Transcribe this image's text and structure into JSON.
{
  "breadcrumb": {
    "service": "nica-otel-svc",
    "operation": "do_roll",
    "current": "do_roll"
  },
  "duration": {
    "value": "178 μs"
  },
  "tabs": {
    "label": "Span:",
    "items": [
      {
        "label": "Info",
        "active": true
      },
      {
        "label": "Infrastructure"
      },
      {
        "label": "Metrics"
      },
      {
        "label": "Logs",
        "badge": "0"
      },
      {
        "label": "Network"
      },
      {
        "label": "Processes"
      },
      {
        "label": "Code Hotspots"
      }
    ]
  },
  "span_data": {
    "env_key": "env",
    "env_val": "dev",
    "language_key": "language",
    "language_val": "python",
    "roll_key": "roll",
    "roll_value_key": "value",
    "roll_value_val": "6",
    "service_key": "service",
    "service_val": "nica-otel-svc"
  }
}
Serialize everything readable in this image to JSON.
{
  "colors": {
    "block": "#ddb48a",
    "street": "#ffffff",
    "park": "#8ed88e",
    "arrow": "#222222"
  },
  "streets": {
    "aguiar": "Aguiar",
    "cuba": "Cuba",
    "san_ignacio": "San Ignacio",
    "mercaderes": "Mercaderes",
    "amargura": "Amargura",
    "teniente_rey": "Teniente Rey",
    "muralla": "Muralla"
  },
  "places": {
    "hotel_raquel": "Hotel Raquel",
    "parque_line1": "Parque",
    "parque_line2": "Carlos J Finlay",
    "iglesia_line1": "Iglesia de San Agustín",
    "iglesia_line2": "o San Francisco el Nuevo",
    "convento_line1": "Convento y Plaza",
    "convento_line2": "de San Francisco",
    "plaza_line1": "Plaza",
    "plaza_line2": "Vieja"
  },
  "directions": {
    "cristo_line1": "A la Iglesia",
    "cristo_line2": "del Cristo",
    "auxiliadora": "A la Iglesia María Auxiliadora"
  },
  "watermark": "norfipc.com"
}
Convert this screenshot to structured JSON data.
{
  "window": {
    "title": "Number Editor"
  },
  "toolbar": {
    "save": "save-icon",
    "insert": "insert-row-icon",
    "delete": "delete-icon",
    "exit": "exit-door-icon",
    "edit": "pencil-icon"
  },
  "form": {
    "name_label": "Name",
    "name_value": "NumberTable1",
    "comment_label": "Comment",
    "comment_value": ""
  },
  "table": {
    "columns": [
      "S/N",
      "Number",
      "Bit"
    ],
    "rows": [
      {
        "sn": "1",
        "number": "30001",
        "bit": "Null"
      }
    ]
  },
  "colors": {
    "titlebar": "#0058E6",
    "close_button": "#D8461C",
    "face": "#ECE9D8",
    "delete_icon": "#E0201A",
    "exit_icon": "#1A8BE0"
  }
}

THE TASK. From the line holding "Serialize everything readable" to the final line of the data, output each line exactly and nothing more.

WRITTEN RESPONSE.
Serialize everything readable in this image to JSON.
{
  "colors": {
    "block": "#ddb48a",
    "street": "#ffffff",
    "park": "#8ed88e",
    "arrow": "#222222"
  },
  "streets": {
    "aguiar": "Aguiar",
    "cuba": "Cuba",
    "san_ignacio": "San Ignacio",
    "mercaderes": "Mercaderes",
    "amargura": "Amargura",
    "teniente_rey": "Teniente Rey",
    "muralla": "Muralla"
  },
  "places": {
    "hotel_raquel": "Hotel Raquel",
    "parque_line1": "Parque",
    "parque_line2": "Carlos J Finlay",
    "iglesia_line1": "Iglesia de San Agustín",
    "iglesia_line2": "o San Francisco el Nuevo",
    "convento_line1": "Convento y Plaza",
    "convento_line2": "de San Francisco",
    "plaza_line1": "Plaza",
    "plaza_line2": "Vieja"
  },
  "directions": {
    "cristo_line1": "A la Iglesia",
    "cristo_line2": "del Cristo",
    "auxiliadora": "A la Iglesia María Auxiliadora"
  },
  "watermark": "norfipc.com"
}
Convert this screenshot to structured JSON data.
{
  "window": {
    "title": "Number Editor"
  },
  "toolbar": {
    "save": "save-icon",
    "insert": "insert-row-icon",
    "delete": "delete-icon",
    "exit": "exit-door-icon",
    "edit": "pencil-icon"
  },
  "form": {
    "name_label": "Name",
    "name_value": "NumberTable1",
    "comment_label": "Comment",
    "comment_value": ""
  },
  "table": {
    "columns": [
      "S/N",
      "Number",
      "Bit"
    ],
    "rows": [
      {
        "sn": "1",
        "number": "30001",
        "bit": "Null"
      }
    ]
  },
  "colors": {
    "titlebar": "#0058E6",
    "close_button": "#D8461C",
    "face": "#ECE9D8",
    "delete_icon": "#E0201A",
    "exit_icon": "#1A8BE0"
  }
}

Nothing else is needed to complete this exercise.